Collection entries
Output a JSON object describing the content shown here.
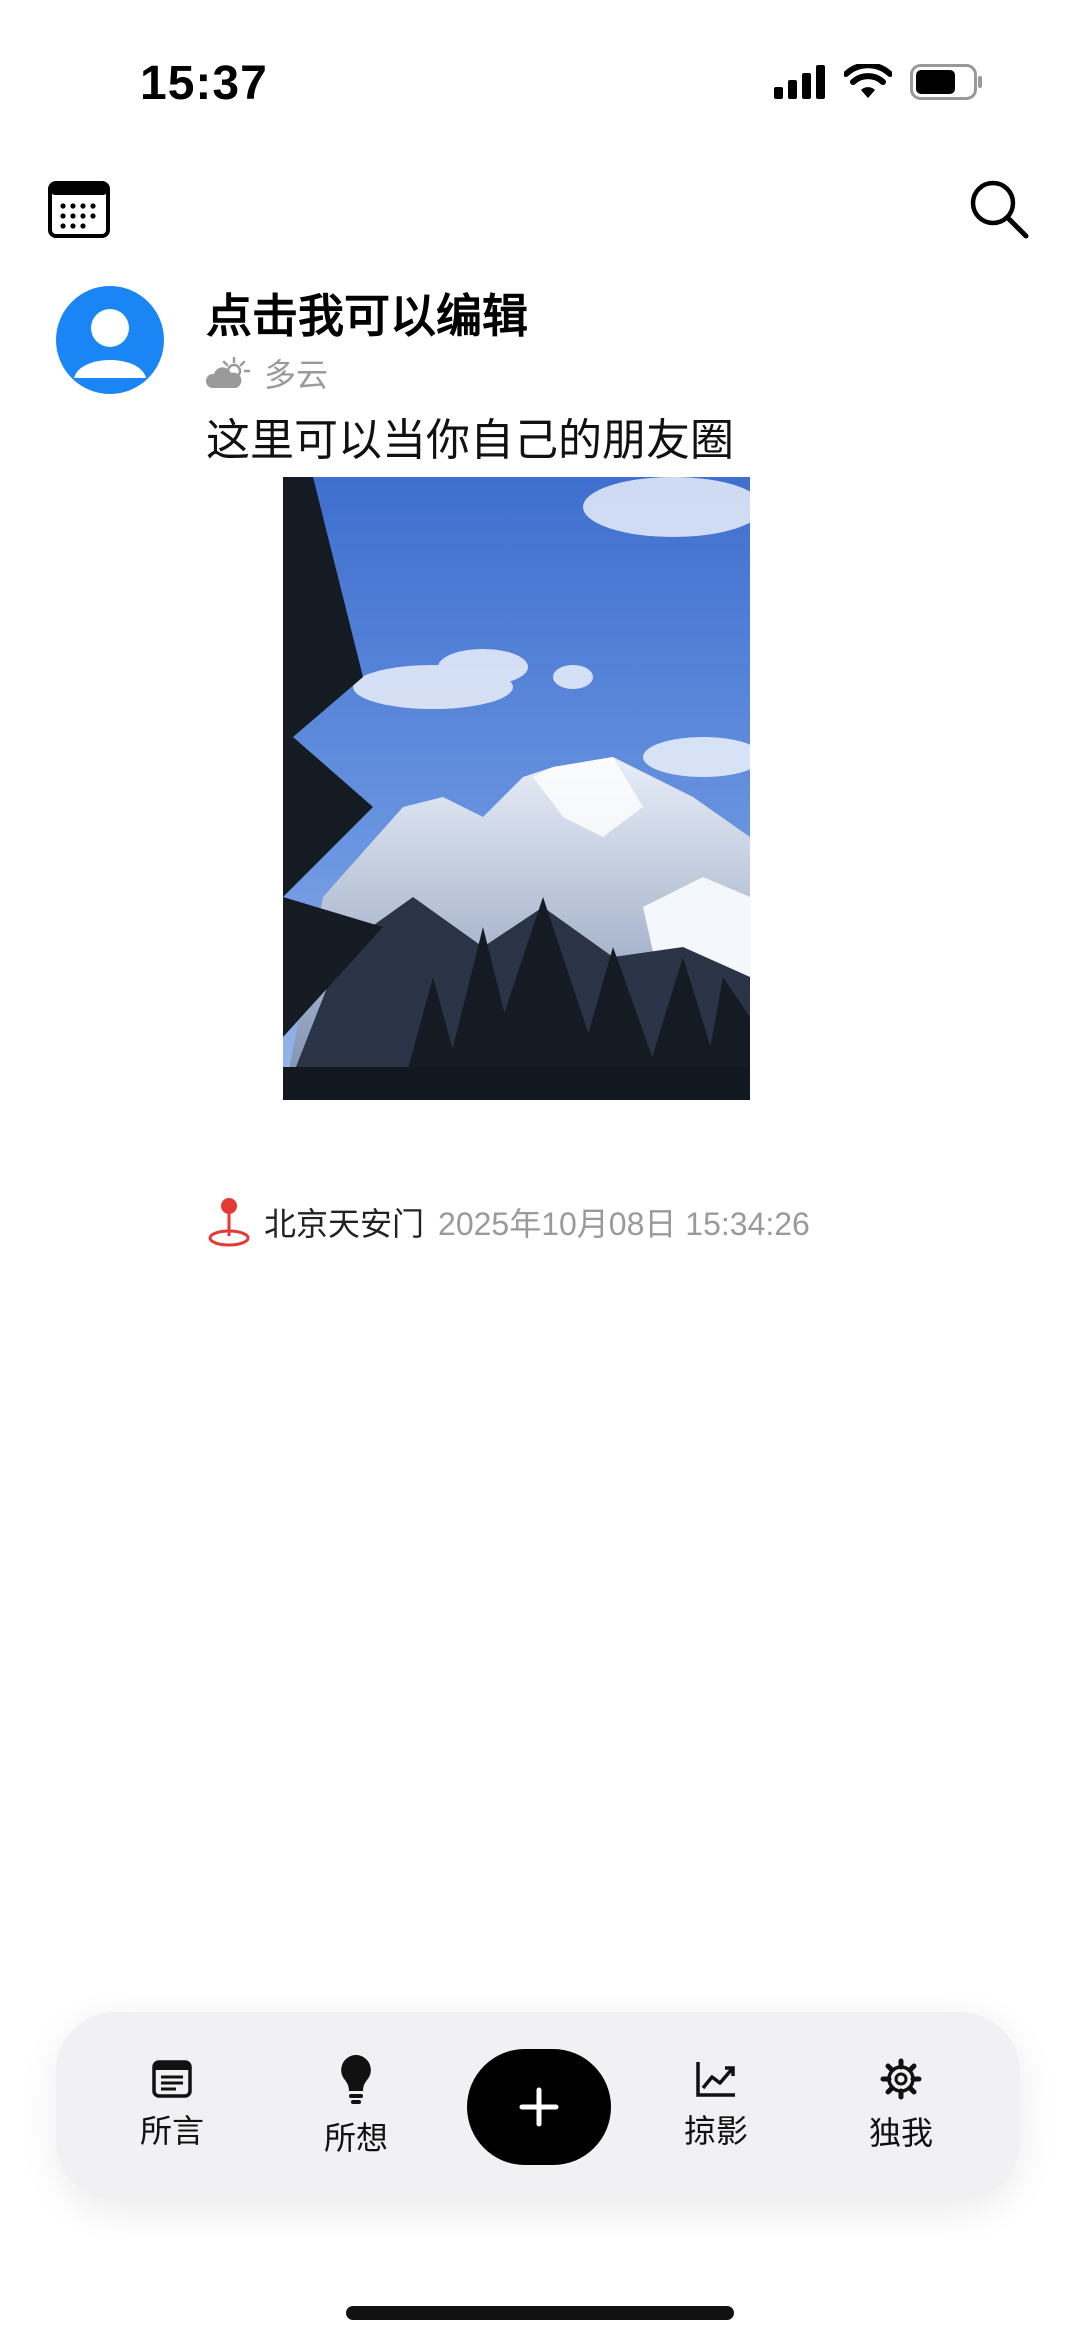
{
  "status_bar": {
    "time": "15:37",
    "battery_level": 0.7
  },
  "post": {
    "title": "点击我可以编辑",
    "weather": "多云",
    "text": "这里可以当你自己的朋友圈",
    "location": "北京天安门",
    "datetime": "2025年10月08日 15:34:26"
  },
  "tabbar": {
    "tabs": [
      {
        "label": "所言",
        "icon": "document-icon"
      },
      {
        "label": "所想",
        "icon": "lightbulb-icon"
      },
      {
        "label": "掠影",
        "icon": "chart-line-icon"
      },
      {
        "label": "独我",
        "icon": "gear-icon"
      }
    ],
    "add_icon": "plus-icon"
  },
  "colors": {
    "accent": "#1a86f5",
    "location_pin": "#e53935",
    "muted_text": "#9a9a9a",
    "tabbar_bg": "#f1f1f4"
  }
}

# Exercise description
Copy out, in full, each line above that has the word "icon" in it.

# Answer to the exercise
        "icon": "document-icon"
        "icon": "lightbulb-icon"
        "icon": "chart-line-icon"
        "icon": "gear-icon"
    "add_icon": "plus-icon"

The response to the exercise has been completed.